- [DATASET]
============

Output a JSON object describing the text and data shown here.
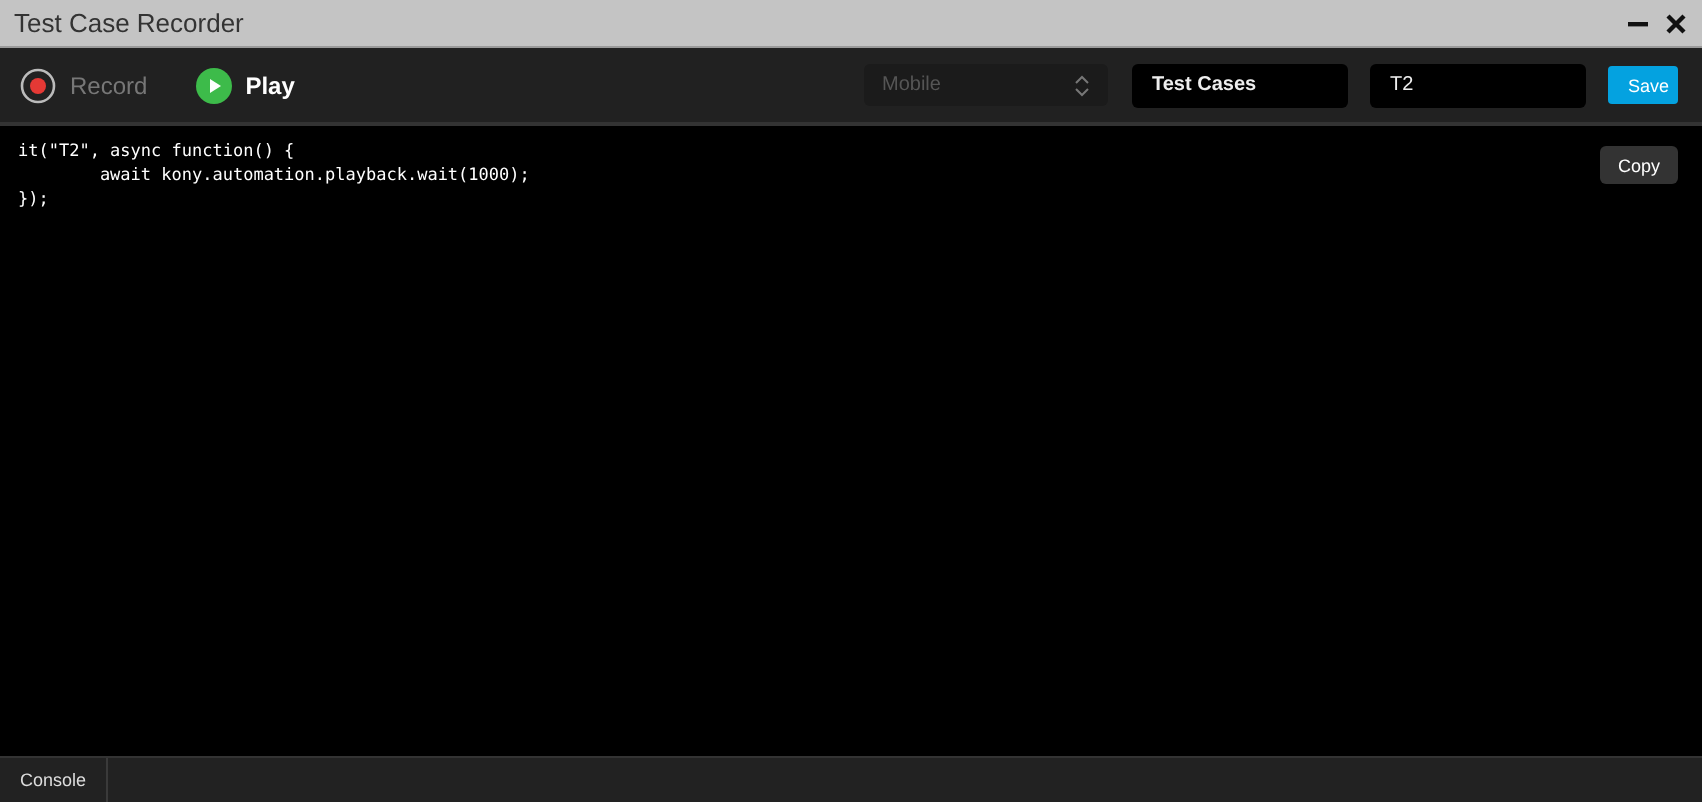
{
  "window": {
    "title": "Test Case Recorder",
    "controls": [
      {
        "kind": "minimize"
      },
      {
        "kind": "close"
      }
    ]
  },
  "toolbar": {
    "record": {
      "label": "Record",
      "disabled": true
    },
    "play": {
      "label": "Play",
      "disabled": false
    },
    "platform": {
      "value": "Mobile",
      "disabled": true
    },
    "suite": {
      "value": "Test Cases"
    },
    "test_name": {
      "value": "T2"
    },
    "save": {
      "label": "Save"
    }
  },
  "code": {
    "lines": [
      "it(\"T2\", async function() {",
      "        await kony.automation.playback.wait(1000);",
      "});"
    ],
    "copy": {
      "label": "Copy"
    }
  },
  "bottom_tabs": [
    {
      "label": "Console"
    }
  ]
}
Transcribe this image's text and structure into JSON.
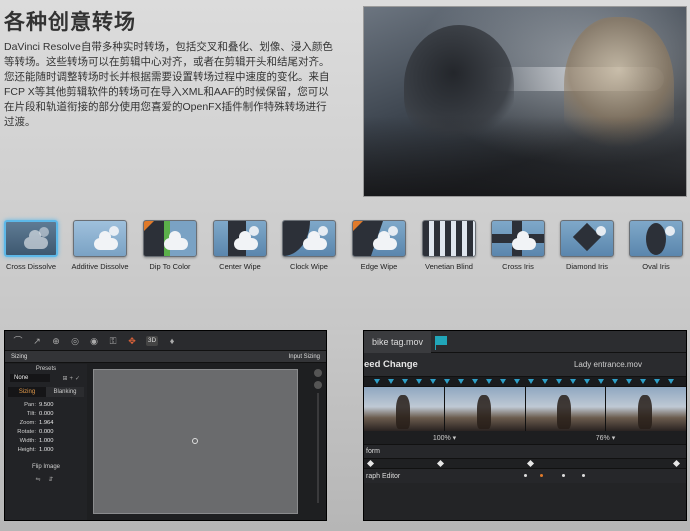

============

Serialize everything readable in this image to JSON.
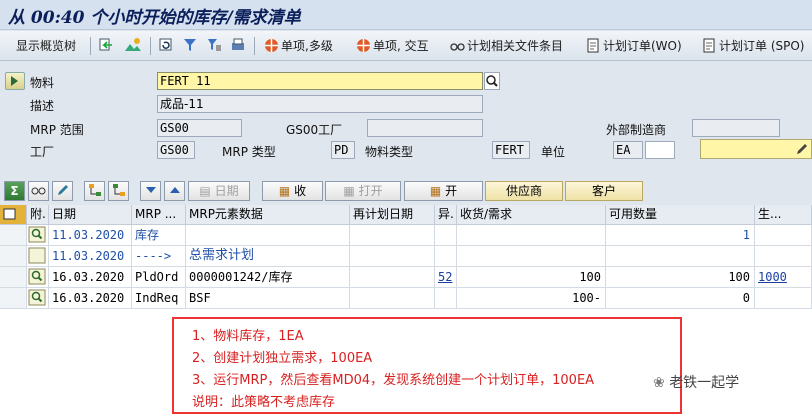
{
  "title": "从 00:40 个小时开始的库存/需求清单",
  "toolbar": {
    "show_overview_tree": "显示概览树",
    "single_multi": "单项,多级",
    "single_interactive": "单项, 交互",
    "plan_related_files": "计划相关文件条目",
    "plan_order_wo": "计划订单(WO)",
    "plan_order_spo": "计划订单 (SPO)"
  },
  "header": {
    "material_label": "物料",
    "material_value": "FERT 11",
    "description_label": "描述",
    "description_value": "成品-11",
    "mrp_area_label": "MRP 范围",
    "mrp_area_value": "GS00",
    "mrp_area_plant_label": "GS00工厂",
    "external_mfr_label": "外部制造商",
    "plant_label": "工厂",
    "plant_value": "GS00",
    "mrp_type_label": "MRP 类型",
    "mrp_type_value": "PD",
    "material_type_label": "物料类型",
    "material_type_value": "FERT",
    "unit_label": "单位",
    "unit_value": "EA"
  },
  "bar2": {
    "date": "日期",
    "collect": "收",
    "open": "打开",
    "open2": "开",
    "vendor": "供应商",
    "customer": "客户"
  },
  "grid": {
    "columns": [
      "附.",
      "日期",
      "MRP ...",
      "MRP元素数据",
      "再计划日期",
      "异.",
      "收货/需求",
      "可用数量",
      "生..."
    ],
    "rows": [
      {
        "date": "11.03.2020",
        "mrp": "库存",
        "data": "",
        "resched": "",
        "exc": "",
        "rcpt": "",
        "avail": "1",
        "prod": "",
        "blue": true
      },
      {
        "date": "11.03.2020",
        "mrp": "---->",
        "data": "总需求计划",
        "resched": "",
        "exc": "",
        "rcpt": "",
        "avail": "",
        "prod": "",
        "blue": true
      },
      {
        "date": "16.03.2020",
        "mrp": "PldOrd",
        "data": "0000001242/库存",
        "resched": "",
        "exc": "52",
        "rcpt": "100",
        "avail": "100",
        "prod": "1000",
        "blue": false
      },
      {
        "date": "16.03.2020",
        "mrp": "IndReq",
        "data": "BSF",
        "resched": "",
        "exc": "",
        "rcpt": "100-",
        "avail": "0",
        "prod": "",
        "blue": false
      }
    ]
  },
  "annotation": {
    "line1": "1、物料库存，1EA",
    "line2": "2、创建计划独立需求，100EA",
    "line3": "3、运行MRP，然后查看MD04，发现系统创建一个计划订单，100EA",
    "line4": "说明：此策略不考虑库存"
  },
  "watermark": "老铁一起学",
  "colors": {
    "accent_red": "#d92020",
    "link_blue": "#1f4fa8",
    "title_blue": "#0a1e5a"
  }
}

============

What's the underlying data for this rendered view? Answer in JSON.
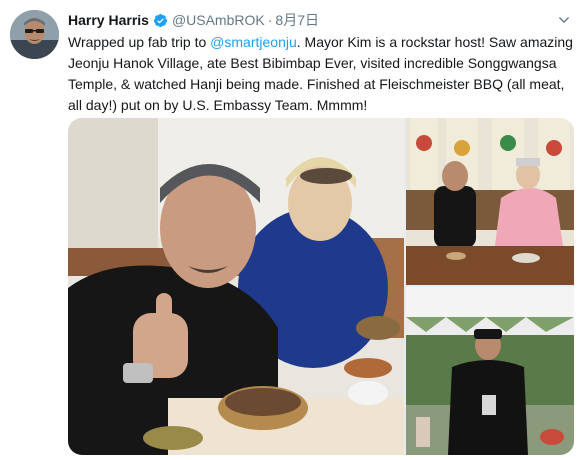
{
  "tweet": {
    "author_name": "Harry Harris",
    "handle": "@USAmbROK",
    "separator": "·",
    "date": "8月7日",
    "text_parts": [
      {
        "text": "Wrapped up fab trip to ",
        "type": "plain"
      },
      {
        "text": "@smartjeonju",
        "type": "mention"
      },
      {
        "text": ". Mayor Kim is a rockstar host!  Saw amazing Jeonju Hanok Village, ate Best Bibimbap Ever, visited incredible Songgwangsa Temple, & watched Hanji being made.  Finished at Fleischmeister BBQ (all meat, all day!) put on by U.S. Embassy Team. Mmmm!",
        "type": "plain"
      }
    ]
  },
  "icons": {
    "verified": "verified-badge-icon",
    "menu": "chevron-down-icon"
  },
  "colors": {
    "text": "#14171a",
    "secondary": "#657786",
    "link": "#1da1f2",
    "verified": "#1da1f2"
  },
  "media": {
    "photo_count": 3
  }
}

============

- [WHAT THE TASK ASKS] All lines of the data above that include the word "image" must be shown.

- [RESPONSE]
Transcribe this image's text and structure into JSON.
Serialize everything readable in this image to JSON.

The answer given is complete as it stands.